What Do You Consider “Art”?

Which one is really art?
Which one is really art? Of course, only one of these was in Art of the State

Lately, I’ve been asked a lot about my painting. You’re probably sitting there thinking, “I thought she was a metalsmith?” Yes, yes I am. But I am an artist and before finding the fabulousness of pounding metal with a hammer, I did a variety of other art forms – drawing, painting, ceramics, photography. This, of course, was mostly in high school and college.

I never considered myself a painter and yet I still consider myself an artist. Is it possible to be an artist who doesn’t paint? Or one who doesn’t draw? What exactly IS art?

Hmmm...
Hmmm…

As I’ve mentioned in previous posts (here, here, and here for example) there is this (false) notion that art only involves certain media. Strangely some people consider performing arts (like dance, theater, or music) more of an art form than the practical/decorative arts of many craftspeople. Others think that writing is an art, but ceramics is something that retired people do to fill their time.

What is it about making with your hands a tangible object that is beautiful, but perhaps functional that moves this practice out of the realms of “art” and into some other, lesser realm.

No one form of art is any more or less than any other. Metalsmithing is just as valid (and “art worthy”) as improvisational jazz, expressionistic painting, or “high literature.” Even within the categories of kinds of art there are further, smaller categories that are looked down on (can you say sci-fi or metal-core?) Why are we so judgmental of this? Is it because it’s so subjective? Or do we just want to feel like what we like is all that matters?

I guess it’s probably a little of both.

What do YOU think constitutes art? Are any particular media less “art worthy” than others? Give us YOUR opinion in the comments.

Wonky

Ebb & Flow ©2013 bronze, nickel, brass
Ebb & Flow ©2013 bronze, nickel, brass – Is every part of this bowl perfect? No, but it received all the attention it deserved to finish it.

I used to want my work to be clean and precise. No scratches, symmetrical, smooth, geometric(ish). Then I started foldforming and freed myself. I began to embrace elements of wabi-sabi.

Wabi-sabi represents a comprehensive Japanese world view or aesthetic centered on the acceptance of transience and imperfection. The aesthetic is sometimes described as one of beauty that is “imperfect, impermanent, and incomplete”. – from Wikipedia

I began to revel in roughness, relish dirty, dark metal. I strove to design work that was balanced, but asymmetrical. This now defines my work.

Great dynamic edge. Now I need to start layering.
Even without planishing I worked to smooth out the lumps and bumps in this bowl, but left the fabulous texture.

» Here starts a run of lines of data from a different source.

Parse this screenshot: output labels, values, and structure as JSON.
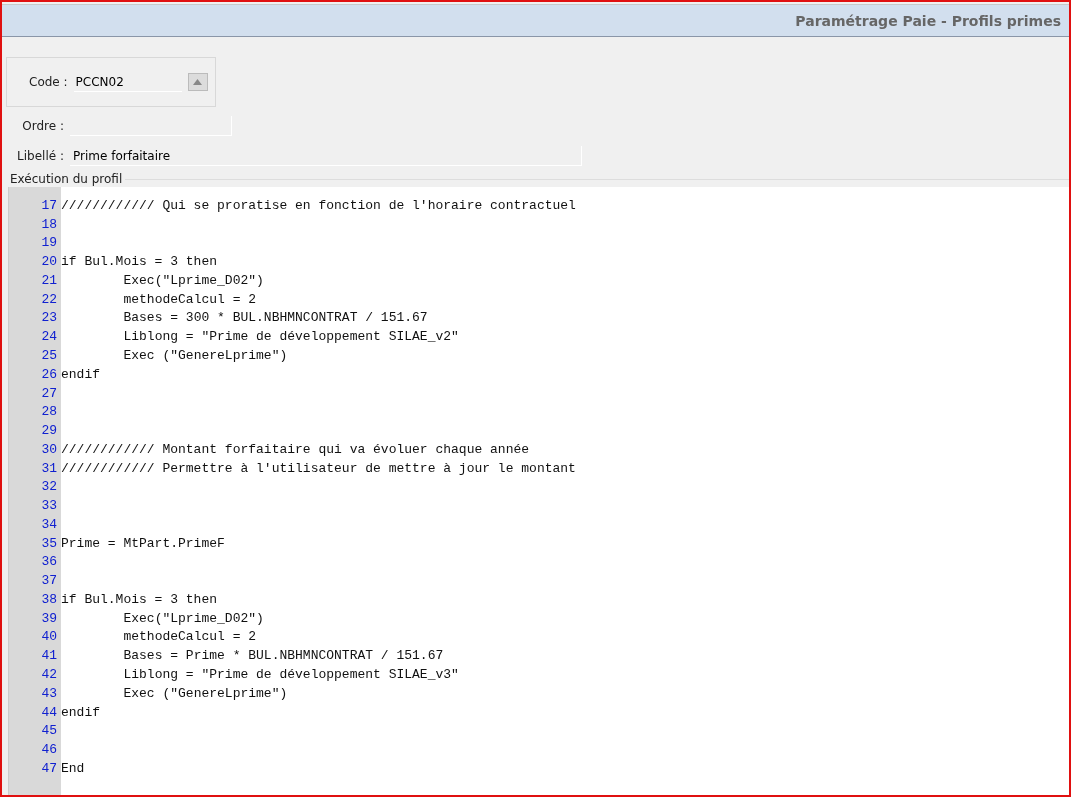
{
  "window": {
    "title": "Paramétrage Paie - Profils primes"
  },
  "code_field": {
    "label": "Code :",
    "value": "PCCN02"
  },
  "order_field": {
    "label": "Ordre :"
  },
  "label_field": {
    "label": "Libellé :",
    "value": "Prime forfaitaire"
  },
  "profile_execution": {
    "legend": "Exécution du profil",
    "lines": [
      {
        "number": "17",
        "text": "//////////// Qui se proratise en fonction de l'horaire contractuel"
      },
      {
        "number": "18"
      },
      {
        "number": "19"
      },
      {
        "number": "20",
        "text": "if Bul.Mois = 3 then"
      },
      {
        "number": "21",
        "text": "\tExec(\"Lprime_D02\")"
      },
      {
        "number": "22",
        "text": "\tmethodeCalcul = 2"
      },
      {
        "number": "23",
        "text": "\tBases = 300 * BUL.NBHMNCONTRAT / 151.67"
      },
      {
        "number": "24",
        "text": "\tLiblong = \"Prime de développement SILAE_v2\""
      },
      {
        "number": "25",
        "text": "\tExec (\"GenereLprime\")"
      },
      {
        "number": "26",
        "text": "endif"
      },
      {
        "number": "27"
      },
      {
        "number": "28"
      },
      {
        "number": "29"
      },
      {
        "number": "30",
        "text": "//////////// Montant forfaitaire qui va évoluer chaque année"
      },
      {
        "number": "31",
        "text": "//////////// Permettre à l'utilisateur de mettre à jour le montant"
      },
      {
        "number": "32"
      },
      {
        "number": "33"
      },
      {
        "number": "34"
      },
      {
        "number": "35",
        "text": "Prime = MtPart.PrimeF"
      },
      {
        "number": "36"
      },
      {
        "number": "37"
      },
      {
        "number": "38",
        "text": "if Bul.Mois = 3 then"
      },
      {
        "number": "39",
        "text": "\tExec(\"Lprime_D02\")"
      },
      {
        "number": "40",
        "text": "\tmethodeCalcul = 2"
      },
      {
        "number": "41",
        "text": "\tBases = Prime * BUL.NBHMNCONTRAT / 151.67"
      },
      {
        "number": "42",
        "text": "\tLiblong = \"Prime de développement SILAE_v3\""
      },
      {
        "number": "43",
        "text": "\tExec (\"GenereLprime\")"
      },
      {
        "number": "44",
        "text": "endif"
      },
      {
        "number": "45"
      },
      {
        "number": "46"
      },
      {
        "number": "47",
        "text": "End"
      }
    ]
  }
}
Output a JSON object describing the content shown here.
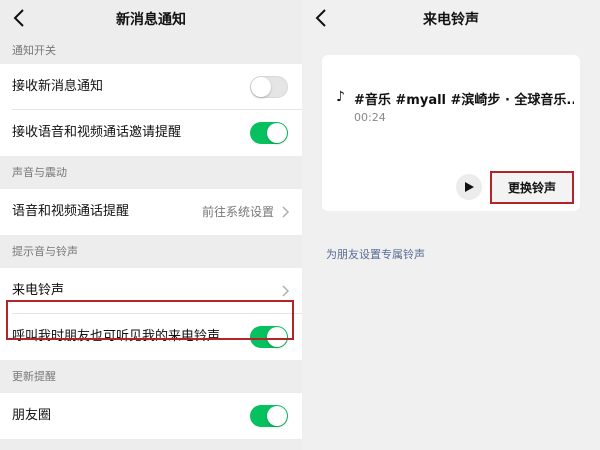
{
  "left": {
    "title": "新消息通知",
    "sections": {
      "notify": "通知开关",
      "sound": "声音与震动",
      "ring": "提示音与铃声",
      "update": "更新提醒"
    },
    "rows": {
      "receive_new": {
        "label": "接收新消息通知",
        "toggle": "off"
      },
      "voice_video_invite": {
        "label": "接收语音和视频通话邀请提醒",
        "toggle": "on"
      },
      "call_reminder": {
        "label": "语音和视频通话提醒",
        "value": "前往系统设置"
      },
      "ringtone": {
        "label": "来电铃声"
      },
      "friend_hear": {
        "label": "呼叫我时朋友也可听见我的来电铃声",
        "toggle": "on"
      },
      "moments": {
        "label": "朋友圈",
        "toggle": "on"
      }
    }
  },
  "right": {
    "title": "来电铃声",
    "song": {
      "title": "#音乐 #myall #滨崎步 · 全球音乐...",
      "duration": "00:24"
    },
    "change_label": "更换铃声",
    "friend_link": "为朋友设置专属铃声"
  },
  "icons": {
    "back": "chevron-left-icon",
    "chevron": "chevron-right-icon",
    "note": "music-note-icon",
    "play": "play-icon"
  },
  "colors": {
    "toggle_on": "#07c160",
    "highlight": "#b3232a",
    "link": "#576b95"
  }
}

What I didn’t become was sloppy. Each scratch, bump, or wonky line is there because I chose to keep it. I still file and sand my work. Planishing my formed bowls is the most important step.

Wabi-sabi isn’t about leaving things sloppy, not finishing properly, and using inexperience as an excuse for laziness. The beauty of imperfection is realizing that a human can’t reach the ideal. It doesn’t mean we shouldn’t strive to be better. The journey is the important part.

Stealing Content

There has been a recent fervor involving my last post here on Hammermarks – 5 Things About Me. It wasn’t about what I wrote about myself, but basically just one word I used – “stole.” There was a whole conversation on Facebook and it was even posted on the blog of the woman who took offense to my language.

I pointed out (as did Ken Mueller, the person I “stole” from) on the FB post and at her blog that I know Ken, I didn’t really steal anything (it was a meme type post after all), and that the word was used playfully. This woman has blogged extensively recently about stealing in the context of intellectual property such as workshop curriculum, trade techniques, and design. I am opposed to these things as well. It isn’t right to steal someone else’s idea and pass it off as your own.

But that’s not what I did. I attributed the post (and linked to it) and the only content that was copied were the five questions. All the answers were my own. It all came down to the use of one word – “STOLE.” Plus Ken is my friend. He isn’t upset about what I did.

So is one word enough to to talk like this about someone online? To put their name up there as someone who is akin to people who appropriate other’s designs and workshops for their own profit? Is it really like stealing a puppy from a pet shop because I think it is cute? (This is an actual comparison from the FB comments.)

What are your thoughts on this? I’m not asking you to pick a side, but where do you stand on the issue of appropriating content? What about memes? What about stealing puppies?